Days like today remind me why forty plus years ago I chose to build my home in the hills of Pritchard.

The end of March sun has melted most of the snow and there was a slow warming that drew me to again, on a cool evening to one of my favourite places to wander; the barren Thompson River shore just minutes from my woodsy.

I set my camera bag on the car seat drove down into the river valley, crossed the wide river bridge, parked my car, and walked out on the river beach. I had to be careful where I stepped or I would be ankle deep in mud.

I like the river in the winter and early spring. The water is still low and its always fun to photograph rocks, broken clam shells, sunken posts, and all sorts of treasures that very soon will be covered with several feet of water.

I usually have a winter walk, but I guess I was lazy; this would be my first 2018 sojourn along the wet sand.

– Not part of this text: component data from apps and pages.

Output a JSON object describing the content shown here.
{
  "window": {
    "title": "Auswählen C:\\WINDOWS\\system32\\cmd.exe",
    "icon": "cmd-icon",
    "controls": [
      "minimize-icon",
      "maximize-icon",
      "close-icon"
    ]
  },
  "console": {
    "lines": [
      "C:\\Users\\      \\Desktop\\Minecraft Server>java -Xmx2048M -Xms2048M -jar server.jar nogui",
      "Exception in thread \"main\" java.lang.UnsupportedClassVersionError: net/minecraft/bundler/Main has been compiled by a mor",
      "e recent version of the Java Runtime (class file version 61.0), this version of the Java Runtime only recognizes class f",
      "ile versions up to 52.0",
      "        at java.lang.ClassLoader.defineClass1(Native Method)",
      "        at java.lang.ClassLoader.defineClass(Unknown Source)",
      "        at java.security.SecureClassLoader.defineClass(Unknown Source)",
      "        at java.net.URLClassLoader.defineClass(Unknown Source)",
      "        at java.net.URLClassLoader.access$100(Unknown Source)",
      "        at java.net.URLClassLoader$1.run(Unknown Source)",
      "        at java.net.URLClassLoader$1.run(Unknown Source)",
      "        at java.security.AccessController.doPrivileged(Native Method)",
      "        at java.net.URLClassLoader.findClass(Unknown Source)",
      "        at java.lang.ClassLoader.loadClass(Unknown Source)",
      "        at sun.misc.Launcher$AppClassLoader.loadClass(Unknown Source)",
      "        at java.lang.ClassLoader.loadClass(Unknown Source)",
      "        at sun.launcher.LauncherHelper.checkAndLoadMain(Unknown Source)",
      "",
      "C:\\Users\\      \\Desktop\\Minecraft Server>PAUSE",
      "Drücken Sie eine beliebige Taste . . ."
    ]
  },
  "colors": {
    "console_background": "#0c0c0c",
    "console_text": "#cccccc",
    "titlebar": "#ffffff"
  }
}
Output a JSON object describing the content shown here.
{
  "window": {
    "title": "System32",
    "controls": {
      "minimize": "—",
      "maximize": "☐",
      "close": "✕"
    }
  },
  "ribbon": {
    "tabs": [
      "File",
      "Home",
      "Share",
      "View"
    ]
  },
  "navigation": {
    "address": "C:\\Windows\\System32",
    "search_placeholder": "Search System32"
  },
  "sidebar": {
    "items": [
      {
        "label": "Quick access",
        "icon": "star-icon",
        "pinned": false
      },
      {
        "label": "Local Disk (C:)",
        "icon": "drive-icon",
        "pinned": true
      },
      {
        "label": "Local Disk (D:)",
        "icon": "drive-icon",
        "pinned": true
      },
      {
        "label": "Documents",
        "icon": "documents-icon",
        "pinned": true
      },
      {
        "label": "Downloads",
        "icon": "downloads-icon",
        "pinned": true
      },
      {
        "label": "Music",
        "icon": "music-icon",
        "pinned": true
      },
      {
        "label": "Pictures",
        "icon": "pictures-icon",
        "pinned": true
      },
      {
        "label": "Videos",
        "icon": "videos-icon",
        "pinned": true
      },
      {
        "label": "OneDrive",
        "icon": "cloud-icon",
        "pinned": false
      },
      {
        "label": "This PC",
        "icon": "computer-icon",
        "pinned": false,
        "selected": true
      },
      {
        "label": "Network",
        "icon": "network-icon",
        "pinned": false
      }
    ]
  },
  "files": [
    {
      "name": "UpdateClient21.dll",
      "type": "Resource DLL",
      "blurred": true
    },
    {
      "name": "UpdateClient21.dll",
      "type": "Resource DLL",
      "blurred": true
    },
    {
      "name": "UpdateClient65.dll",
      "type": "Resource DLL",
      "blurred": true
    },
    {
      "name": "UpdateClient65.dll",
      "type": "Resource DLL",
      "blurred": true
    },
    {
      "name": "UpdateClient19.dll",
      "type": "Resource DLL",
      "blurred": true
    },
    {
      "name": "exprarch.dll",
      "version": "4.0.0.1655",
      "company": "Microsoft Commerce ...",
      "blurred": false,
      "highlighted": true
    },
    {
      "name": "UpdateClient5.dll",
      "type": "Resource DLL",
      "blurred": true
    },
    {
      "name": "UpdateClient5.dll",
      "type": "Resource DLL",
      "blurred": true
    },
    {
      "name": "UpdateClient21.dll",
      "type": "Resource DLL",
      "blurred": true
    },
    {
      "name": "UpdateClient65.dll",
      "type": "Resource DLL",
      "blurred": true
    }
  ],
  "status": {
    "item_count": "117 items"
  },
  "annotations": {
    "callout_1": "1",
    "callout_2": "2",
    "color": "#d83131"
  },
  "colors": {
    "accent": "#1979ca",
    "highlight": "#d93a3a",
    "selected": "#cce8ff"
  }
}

There is always a lot to photograph if one likes to get into the hunt. I look for stumps that were dragged along in the fast high fall water that now have become sculptural features. I like the sparkling late afternoon sun as it colours a long forgotten post sunk deep in the sand. And there’s so many of fresh water clamshells, now without life, that are always worth getting a wet knee while in search of a creative angle.

Soon the beach under the bridge will be under water and people with their excited dogs will be running everywhere. There will be boats lined along the bank and lots of trucks and trailers parked. Yep, in no time the small park will be filled with enthusiastic people enjoying themselves.

However, for me, it’s the enjoyment of a quiet peaceful walk with my camera.

I had decided to use my tiny little mirrorless Nikon V this afternoon. The small one-inch sensor doesn’t have the enlargement quality that my huge 36mp full frame camera has, I have two lenses for it and it is capable of Manual mode and shoots in RAW format.  And for the Internet and the occasional 8X10 print it’s perfect.

I call it my grandpa camera because I purchased it for those times when I go for high energy walks with my two granddaughters. At nine and eleven, “high energy” is the correct word and that pocket able little camera is convenient for the kind of animated photography I always seem to be doing when they are around.

The river beach on the late afternoon was beautiful. I know there are several serious photographers that also live in Pritchard, but I never see them wandering the beach. I sometimes think I should call them all and invite them down to my private winter beach. Well, private spring beach might be more correct at this point. I did send my friend Jo a text message hoping she had time to get her camera and join me. Heck, she only lives a couple streets away from the river.

I have often written about doing photography with another photographer, and I hope readers are fortunate enough to have like-minded camera owning friends.

I know this summer will be filled with excursions to distant visually interesting locations. We all yearn to for those away from home trips to recharge our fascination with this exciting medium. However, in my opinion, it would be such a waste not to photograph the wondrous world just outside our front door. I have met photographers that tell me they can’t find anything interesting around their home or town. They will say, “It’s all so familiar and boring.”

I doubt anyone will ever hear me say that.